Investigating a Gene’s Impact on Heart Disease
March 22, 2016
Dr. Kathiresan (pictured) and his team of investigators, led by Pradeep Natarajan, MD, and research coordinator Erina Kii in the Center for Human Genetic Research at Massachusetts General Hospital, are looking for a needle in a haystack.
Sekar Kathiresan, MD, uses the Partners Biobank to conduct research that would otherwise be impossible using traditional research methods.
The small but devoted team is trying to locate patients with one variant of a specific gene, APOC3. The abnormality of this gene only affects about 1 in 150 people.
Locating and studying these individuals could have tremendous impact on how heart disease is treated in the future. Through his lab’s research, Dr. Kathiresan found that people with this single dysfunctional APOC3 gene variant were naturally protected against heart disease and hopes to study this further by working with individuals with this variant.
Initial observations when looking at the APOC3 gene showed people with the variant also had a low level of triglycerides–a type of unhealthy fat that circulates in the blood; elevated levels have been shown to increase the risk of heart disease and heart attack. By studying patients who have naturally low triglyceride levels due to the APOC3 defect, the team hopes to develop an inhibitor that will mirror the effect in other patients as well.
This is the first time Drs. Kathiresan and Natarajan will be working with Biobank participants for a research study. When asked whether this research would be possible without the samples from the Partners Biobank, Dr. Natarajan definitively said “no.”
“It is possible to work with collaborators globally and have access to blood and potentially tissue samples. It is, however, the local Partners Biobank that gives our team access to actual patients based on specific genotypes,” said Dr. Natarajan.
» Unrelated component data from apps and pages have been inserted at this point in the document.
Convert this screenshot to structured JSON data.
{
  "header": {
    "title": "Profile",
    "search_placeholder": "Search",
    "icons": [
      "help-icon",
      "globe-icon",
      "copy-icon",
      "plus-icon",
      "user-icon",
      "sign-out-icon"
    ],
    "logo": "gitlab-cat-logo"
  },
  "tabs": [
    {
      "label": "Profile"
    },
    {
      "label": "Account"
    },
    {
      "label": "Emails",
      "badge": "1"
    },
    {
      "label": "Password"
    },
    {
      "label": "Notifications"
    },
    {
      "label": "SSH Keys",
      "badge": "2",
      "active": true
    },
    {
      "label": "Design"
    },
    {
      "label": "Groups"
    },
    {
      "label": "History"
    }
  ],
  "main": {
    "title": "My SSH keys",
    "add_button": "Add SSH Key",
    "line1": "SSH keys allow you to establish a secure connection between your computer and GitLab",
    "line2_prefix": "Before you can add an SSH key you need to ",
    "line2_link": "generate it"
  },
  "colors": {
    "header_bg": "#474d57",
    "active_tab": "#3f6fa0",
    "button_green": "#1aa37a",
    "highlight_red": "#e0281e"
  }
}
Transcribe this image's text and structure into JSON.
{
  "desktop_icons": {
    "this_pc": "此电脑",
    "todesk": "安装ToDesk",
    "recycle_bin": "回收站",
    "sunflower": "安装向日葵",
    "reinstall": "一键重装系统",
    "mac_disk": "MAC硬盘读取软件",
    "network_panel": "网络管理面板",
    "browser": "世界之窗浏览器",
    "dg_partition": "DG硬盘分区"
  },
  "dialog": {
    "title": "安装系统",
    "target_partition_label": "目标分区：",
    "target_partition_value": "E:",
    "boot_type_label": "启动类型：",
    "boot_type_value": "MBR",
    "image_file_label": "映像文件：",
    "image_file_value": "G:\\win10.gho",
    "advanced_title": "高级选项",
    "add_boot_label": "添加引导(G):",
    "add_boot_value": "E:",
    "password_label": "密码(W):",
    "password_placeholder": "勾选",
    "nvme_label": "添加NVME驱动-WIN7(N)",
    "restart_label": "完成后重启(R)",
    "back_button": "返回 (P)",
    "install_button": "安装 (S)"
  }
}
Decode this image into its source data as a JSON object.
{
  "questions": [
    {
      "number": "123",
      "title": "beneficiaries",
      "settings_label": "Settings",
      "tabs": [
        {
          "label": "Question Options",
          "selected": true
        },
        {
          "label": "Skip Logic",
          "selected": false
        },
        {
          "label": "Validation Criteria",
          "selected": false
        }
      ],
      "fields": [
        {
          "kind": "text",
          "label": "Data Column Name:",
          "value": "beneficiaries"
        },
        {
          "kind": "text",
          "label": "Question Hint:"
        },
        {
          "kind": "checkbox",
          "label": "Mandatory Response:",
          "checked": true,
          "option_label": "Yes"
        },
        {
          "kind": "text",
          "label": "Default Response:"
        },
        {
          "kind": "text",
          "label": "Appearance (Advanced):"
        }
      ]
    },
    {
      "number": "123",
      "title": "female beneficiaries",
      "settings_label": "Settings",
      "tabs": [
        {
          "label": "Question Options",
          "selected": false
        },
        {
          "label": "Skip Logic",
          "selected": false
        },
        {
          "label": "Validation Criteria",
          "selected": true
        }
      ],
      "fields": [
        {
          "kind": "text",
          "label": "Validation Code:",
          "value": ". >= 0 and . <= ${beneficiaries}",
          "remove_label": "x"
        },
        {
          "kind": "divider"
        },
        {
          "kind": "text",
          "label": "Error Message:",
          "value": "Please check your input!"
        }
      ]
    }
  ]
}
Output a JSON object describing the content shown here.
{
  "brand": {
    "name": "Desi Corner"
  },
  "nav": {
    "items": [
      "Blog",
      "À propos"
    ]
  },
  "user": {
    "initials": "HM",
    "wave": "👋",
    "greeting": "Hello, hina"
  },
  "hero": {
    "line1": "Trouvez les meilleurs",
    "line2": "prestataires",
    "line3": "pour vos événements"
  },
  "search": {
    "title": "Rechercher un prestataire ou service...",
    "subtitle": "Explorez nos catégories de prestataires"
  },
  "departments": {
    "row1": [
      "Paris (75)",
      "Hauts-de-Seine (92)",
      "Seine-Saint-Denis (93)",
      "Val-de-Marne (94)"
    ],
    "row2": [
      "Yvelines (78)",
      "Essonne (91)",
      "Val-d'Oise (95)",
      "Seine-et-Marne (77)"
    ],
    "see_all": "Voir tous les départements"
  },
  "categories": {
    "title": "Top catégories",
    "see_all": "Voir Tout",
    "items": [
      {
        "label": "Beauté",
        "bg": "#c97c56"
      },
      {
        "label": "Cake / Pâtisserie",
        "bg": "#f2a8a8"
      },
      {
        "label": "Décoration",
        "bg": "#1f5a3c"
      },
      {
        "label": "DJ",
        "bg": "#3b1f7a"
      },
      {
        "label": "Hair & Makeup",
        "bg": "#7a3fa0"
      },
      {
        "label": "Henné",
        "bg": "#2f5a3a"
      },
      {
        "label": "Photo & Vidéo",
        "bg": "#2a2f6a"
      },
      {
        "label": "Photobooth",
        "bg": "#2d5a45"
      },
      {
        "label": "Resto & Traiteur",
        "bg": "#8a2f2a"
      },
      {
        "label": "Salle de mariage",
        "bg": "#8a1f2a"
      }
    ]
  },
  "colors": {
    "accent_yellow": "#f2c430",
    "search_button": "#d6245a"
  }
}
“Having access to this local population is key to answering some of the questions about how this gene variation works to block or lower triglycerides in humans,” he said.Back to All News